  5. ^ de Castro, Isagani (6 November 2002). "'Big brother' China woos ASEAN". Asia Times Online. Retrieved 23 May 2018.
  6. ^ a b c Vasundhara Rastogi (7 December 2017). "ASEAN's Free Trade Agreements: An Overview". Aseanbriefing.com. Retrieved 24 May 2018.
  7. ^ a b Gooch, Liz (31 December 2009). "Asia Free-Trade Zone Raises Hopes, and Some Fears About China". The New York Times. Retrieved 1 January 2010.
  8. ^ Quinlan, Joe (13 November 2007). "Insight: China's capital targets Asia's bamboo network". Financial Times.
  9. ^ Murray L Weidenbaum (1 January 1996). The Bamboo Network: How Expatriate Chinese Entrepreneurs are Creating a New Economic Superpower in Asia. Martin Kessler Books, Free Press. pp. 4–8. ISBN 978-0-684-82289-1.
  10. ^ equivalent to US$11.4 trillion by PPP in 2008
  11. ^ Brown, Kevin (1 January 2010). "Biggest regional trade deal unveiled". Financial Times. Retrieved 1 January 2010.
  12. ^ Walker, Andrew (1 January 2010). "China and Asean free trade deal begins". BBC News. Retrieved 1 January 2010.
  13. ^ a b Coates, Stephen (31 December 2009). "ASEAN-China open free trade area". Agence France-Presse. Archived from the original on 1 January 2010. Retrieved 1 January 2010.
  14. ^ "Protocol to Amend the Framework Agreement on Comprehensive Economic Co-Operation Between the Association of South East Asian Nations and the People's Republic of China". ASEAN. 6 October 2003. Archived from the original on 17 May 2012. Retrieved 2 January 2010.
  15. ^ "ASEAN-6 zero tariffs take effect immediately". The Jakarta Post. 2 January 2010. Retrieved 2 January 2010.
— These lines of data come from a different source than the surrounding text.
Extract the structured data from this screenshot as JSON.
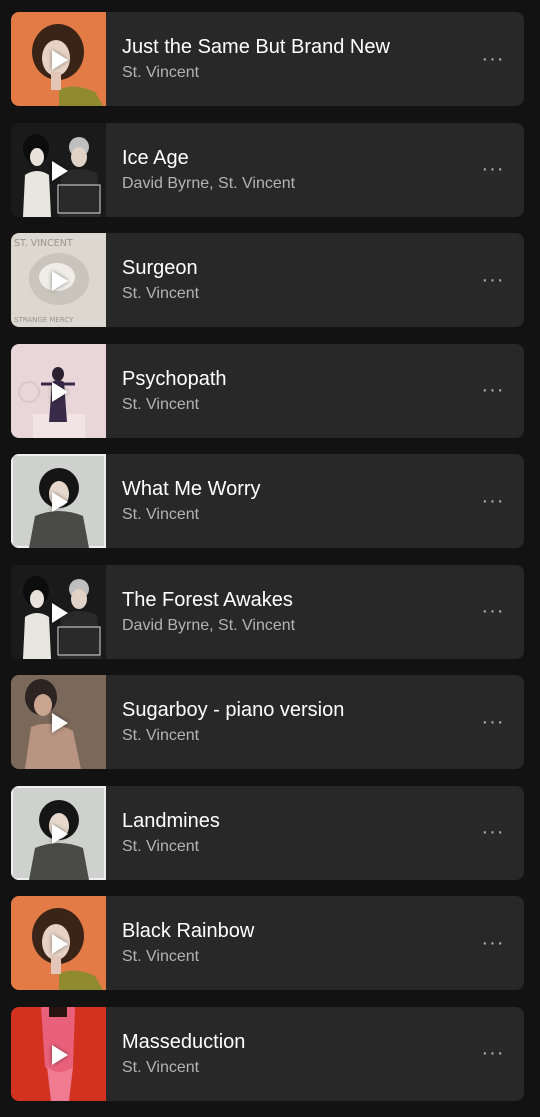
{
  "tracks": [
    {
      "title": "Just the Same But Brand New",
      "artist": "St. Vincent",
      "art": "orange-portrait"
    },
    {
      "title": "Ice Age",
      "artist": "David Byrne, St. Vincent",
      "art": "love-this-giant"
    },
    {
      "title": "Surgeon",
      "artist": "St. Vincent",
      "art": "strange-mercy"
    },
    {
      "title": "Psychopath",
      "artist": "St. Vincent",
      "art": "pink-throne"
    },
    {
      "title": "What Me Worry",
      "artist": "St. Vincent",
      "art": "grey-portrait"
    },
    {
      "title": "The Forest Awakes",
      "artist": "David Byrne, St. Vincent",
      "art": "love-this-giant"
    },
    {
      "title": "Sugarboy - piano version",
      "artist": "St. Vincent",
      "art": "sepia-portrait"
    },
    {
      "title": "Landmines",
      "artist": "St. Vincent",
      "art": "grey-portrait"
    },
    {
      "title": "Black Rainbow",
      "artist": "St. Vincent",
      "art": "orange-portrait"
    },
    {
      "title": "Masseduction",
      "artist": "St. Vincent",
      "art": "red-masseduction"
    }
  ],
  "album_art_text": {
    "strange_mercy_top": "ST. VINCENT",
    "strange_mercy_bottom": "STRANGE MERCY"
  },
  "more_icon_glyph": "···",
  "colors": {
    "background": "#121212",
    "card": "#282828",
    "title": "#ffffff",
    "subtitle": "#b3b3b3"
  }
}
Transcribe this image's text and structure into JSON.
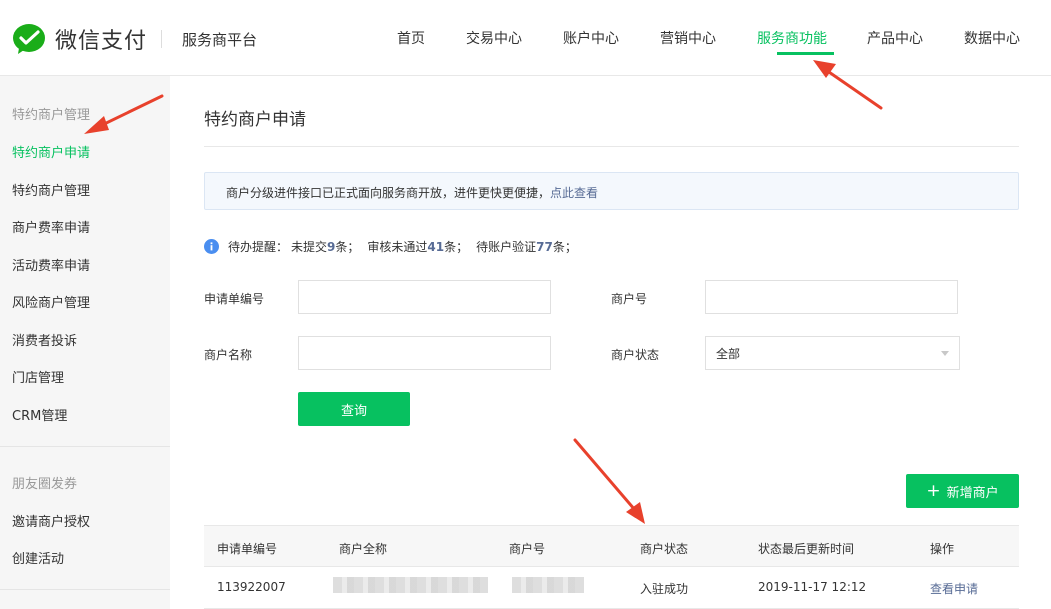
{
  "header": {
    "brand": "微信支付",
    "platform": "服务商平台",
    "nav": [
      "首页",
      "交易中心",
      "账户中心",
      "营销中心",
      "服务商功能",
      "产品中心",
      "数据中心"
    ],
    "active_nav": "服务商功能"
  },
  "sidebar": {
    "groups": [
      {
        "title": "特约商户管理",
        "items": [
          "特约商户申请",
          "特约商户管理",
          "商户费率申请",
          "活动费率申请",
          "风险商户管理",
          "消费者投诉",
          "门店管理",
          "CRM管理"
        ]
      },
      {
        "title": "朋友圈发券",
        "items": [
          "邀请商户授权",
          "创建活动"
        ]
      }
    ],
    "active_item": "特约商户申请"
  },
  "main": {
    "title": "特约商户申请",
    "notice": {
      "text": "商户分级进件接口已正式面向服务商开放，进件更快更便捷，",
      "link": "点此查看"
    },
    "todo": {
      "prefix": "待办提醒：",
      "unsubmitted_label": "未提交",
      "unsubmitted_count": "9",
      "unsubmitted_unit": "条；",
      "rejected_label": "审核未通过",
      "rejected_count": "41",
      "rejected_unit": "条；",
      "verify_label": "待账户验证",
      "verify_count": "77",
      "verify_unit": "条；"
    },
    "form": {
      "application_no_label": "申请单编号",
      "application_no_value": "",
      "merchant_id_label": "商户号",
      "merchant_id_value": "",
      "merchant_name_label": "商户名称",
      "merchant_name_value": "",
      "merchant_status_label": "商户状态",
      "merchant_status_value": "全部",
      "query_button": "查询"
    },
    "add_button": "新增商户",
    "table": {
      "columns": [
        "申请单编号",
        "商户全称",
        "商户号",
        "商户状态",
        "状态最后更新时间",
        "操作"
      ],
      "rows": [
        {
          "application_no": "113922007",
          "merchant_name": "",
          "merchant_id": "",
          "status": "入驻成功",
          "updated_at": "2019-11-17 12:12",
          "action": "查看申请"
        }
      ]
    }
  },
  "colors": {
    "accent": "#07c160",
    "link": "#576b95",
    "annotation": "#e8412c"
  },
  "icons": [
    "wechat-pay-logo-icon",
    "info-icon",
    "plus-icon",
    "chevron-down-icon"
  ]
}
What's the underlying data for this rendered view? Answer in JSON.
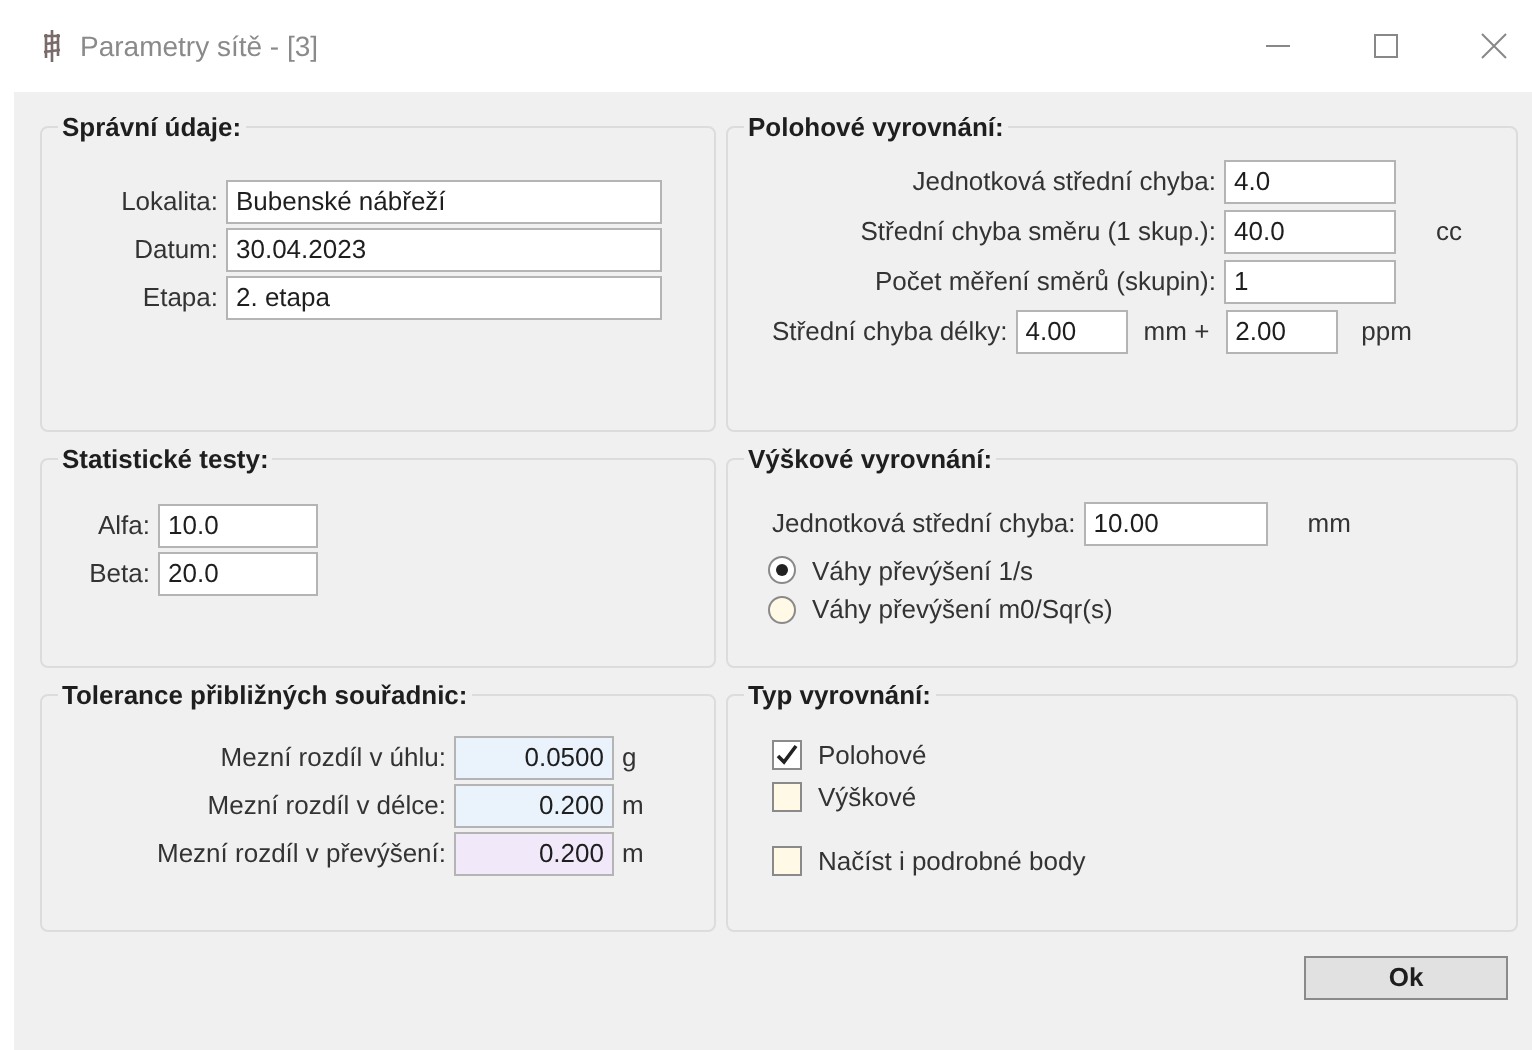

  16. ^ "China-ASEAN FTA pact set to boost trade volume". China Daily. 30 December 2009. Retrieved 1 January 2010.
  17. ^ Li, Qiaoyi (30 December 2009). "New Year, new ASEAN free trade bloc". Global Times. Archived from the original on 1 January 2010. Retrieved 1 January 2010.
  18. ^ Ten Kate, Daniel (1 January 2010). "Free-trade agreement between China, ASEAN grouping comes into force". The China Post. Bloomberg. Retrieved 1 January 2010.

External links[edit]